• [Problem description] Copy out all of the lines below exactly; the pictures do not belong in the copy.

┌─ Available data

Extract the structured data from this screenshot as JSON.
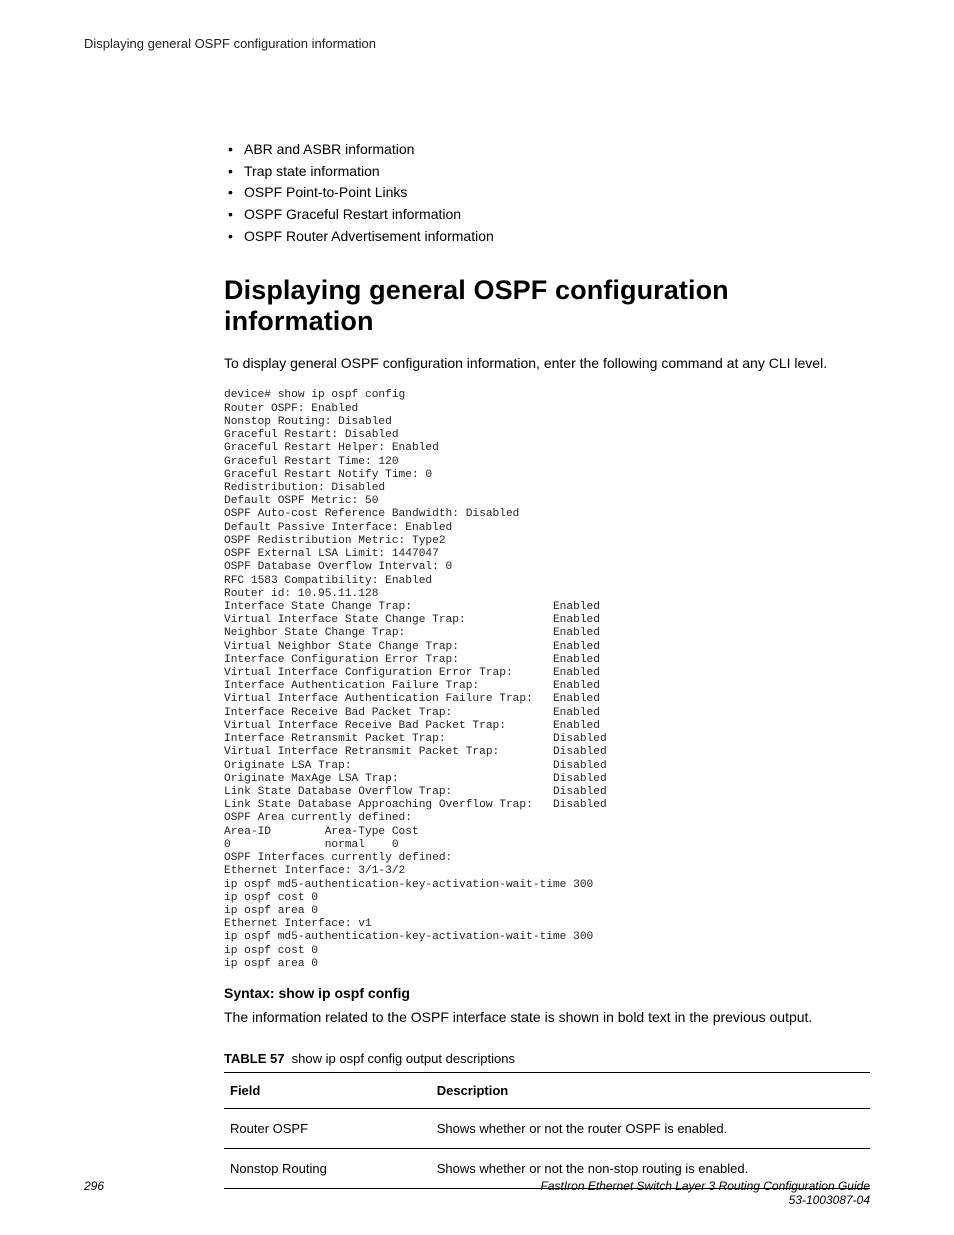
{
  "running_head": "Displaying general OSPF configuration information",
  "bullets": [
    "ABR and ASBR information",
    "Trap state information",
    "OSPF Point-to-Point Links",
    "OSPF Graceful Restart information",
    "OSPF Router Advertisement information"
  ],
  "heading": "Displaying general OSPF configuration information",
  "intro": "To display general OSPF configuration information, enter the following command at any CLI level.",
  "cli": "device# show ip ospf config\nRouter OSPF: Enabled\nNonstop Routing: Disabled\nGraceful Restart: Disabled\nGraceful Restart Helper: Enabled\nGraceful Restart Time: 120\nGraceful Restart Notify Time: 0\nRedistribution: Disabled\nDefault OSPF Metric: 50\nOSPF Auto-cost Reference Bandwidth: Disabled\nDefault Passive Interface: Enabled\nOSPF Redistribution Metric: Type2\nOSPF External LSA Limit: 1447047\nOSPF Database Overflow Interval: 0\nRFC 1583 Compatibility: Enabled\nRouter id: 10.95.11.128\nInterface State Change Trap:                     Enabled\nVirtual Interface State Change Trap:             Enabled\nNeighbor State Change Trap:                      Enabled\nVirtual Neighbor State Change Trap:              Enabled\nInterface Configuration Error Trap:              Enabled\nVirtual Interface Configuration Error Trap:      Enabled\nInterface Authentication Failure Trap:           Enabled\nVirtual Interface Authentication Failure Trap:   Enabled\nInterface Receive Bad Packet Trap:               Enabled\nVirtual Interface Receive Bad Packet Trap:       Enabled\nInterface Retransmit Packet Trap:                Disabled\nVirtual Interface Retransmit Packet Trap:        Disabled\nOriginate LSA Trap:                              Disabled\nOriginate MaxAge LSA Trap:                       Disabled\nLink State Database Overflow Trap:               Disabled\nLink State Database Approaching Overflow Trap:   Disabled\nOSPF Area currently defined:\nArea-ID        Area-Type Cost\n0              normal    0\nOSPF Interfaces currently defined:\nEthernet Interface: 3/1-3/2\nip ospf md5-authentication-key-activation-wait-time 300\nip ospf cost 0\nip ospf area 0\nEthernet Interface: v1\nip ospf md5-authentication-key-activation-wait-time 300\nip ospf cost 0\nip ospf area 0",
  "syntax": "Syntax: show ip ospf config",
  "after_cli": "The information related to the OSPF interface state is shown in bold text in the previous output.",
  "table": {
    "label": "TABLE 57",
    "caption": "show ip ospf config output descriptions",
    "head": {
      "c1": "Field",
      "c2": "Description"
    },
    "rows": [
      {
        "c1": "Router OSPF",
        "c2": "Shows whether or not the router OSPF is enabled."
      },
      {
        "c1": "Nonstop Routing",
        "c2": "Shows whether or not the non-stop routing is enabled."
      }
    ]
  },
  "footer": {
    "page": "296",
    "title": "FastIron Ethernet Switch Layer 3 Routing Configuration Guide",
    "docnum": "53-1003087-04"
  }
}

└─

• [Exercise response]
Extract the structured data from this screenshot as JSON.
{
  "running_head": "Displaying general OSPF configuration information",
  "bullets": [
    "ABR and ASBR information",
    "Trap state information",
    "OSPF Point-to-Point Links",
    "OSPF Graceful Restart information",
    "OSPF Router Advertisement information"
  ],
  "heading": "Displaying general OSPF configuration information",
  "intro": "To display general OSPF configuration information, enter the following command at any CLI level.",
  "cli": "device# show ip ospf config\nRouter OSPF: Enabled\nNonstop Routing: Disabled\nGraceful Restart: Disabled\nGraceful Restart Helper: Enabled\nGraceful Restart Time: 120\nGraceful Restart Notify Time: 0\nRedistribution: Disabled\nDefault OSPF Metric: 50\nOSPF Auto-cost Reference Bandwidth: Disabled\nDefault Passive Interface: Enabled\nOSPF Redistribution Metric: Type2\nOSPF External LSA Limit: 1447047\nOSPF Database Overflow Interval: 0\nRFC 1583 Compatibility: Enabled\nRouter id: 10.95.11.128\nInterface State Change Trap:                     Enabled\nVirtual Interface State Change Trap:             Enabled\nNeighbor State Change Trap:                      Enabled\nVirtual Neighbor State Change Trap:              Enabled\nInterface Configuration Error Trap:              Enabled\nVirtual Interface Configuration Error Trap:      Enabled\nInterface Authentication Failure Trap:           Enabled\nVirtual Interface Authentication Failure Trap:   Enabled\nInterface Receive Bad Packet Trap:               Enabled\nVirtual Interface Receive Bad Packet Trap:       Enabled\nInterface Retransmit Packet Trap:                Disabled\nVirtual Interface Retransmit Packet Trap:        Disabled\nOriginate LSA Trap:                              Disabled\nOriginate MaxAge LSA Trap:                       Disabled\nLink State Database Overflow Trap:               Disabled\nLink State Database Approaching Overflow Trap:   Disabled\nOSPF Area currently defined:\nArea-ID        Area-Type Cost\n0              normal    0\nOSPF Interfaces currently defined:\nEthernet Interface: 3/1-3/2\nip ospf md5-authentication-key-activation-wait-time 300\nip ospf cost 0\nip ospf area 0\nEthernet Interface: v1\nip ospf md5-authentication-key-activation-wait-time 300\nip ospf cost 0\nip ospf area 0",
  "syntax": "Syntax: show ip ospf config",
  "after_cli": "The information related to the OSPF interface state is shown in bold text in the previous output.",
  "table": {
    "label": "TABLE 57",
    "caption": "show ip ospf config output descriptions",
    "head": {
      "c1": "Field",
      "c2": "Description"
    },
    "rows": [
      {
        "c1": "Router OSPF",
        "c2": "Shows whether or not the router OSPF is enabled."
      },
      {
        "c1": "Nonstop Routing",
        "c2": "Shows whether or not the non-stop routing is enabled."
      }
    ]
  },
  "footer": {
    "page": "296",
    "title": "FastIron Ethernet Switch Layer 3 Routing Configuration Guide",
    "docnum": "53-1003087-04"
  }
}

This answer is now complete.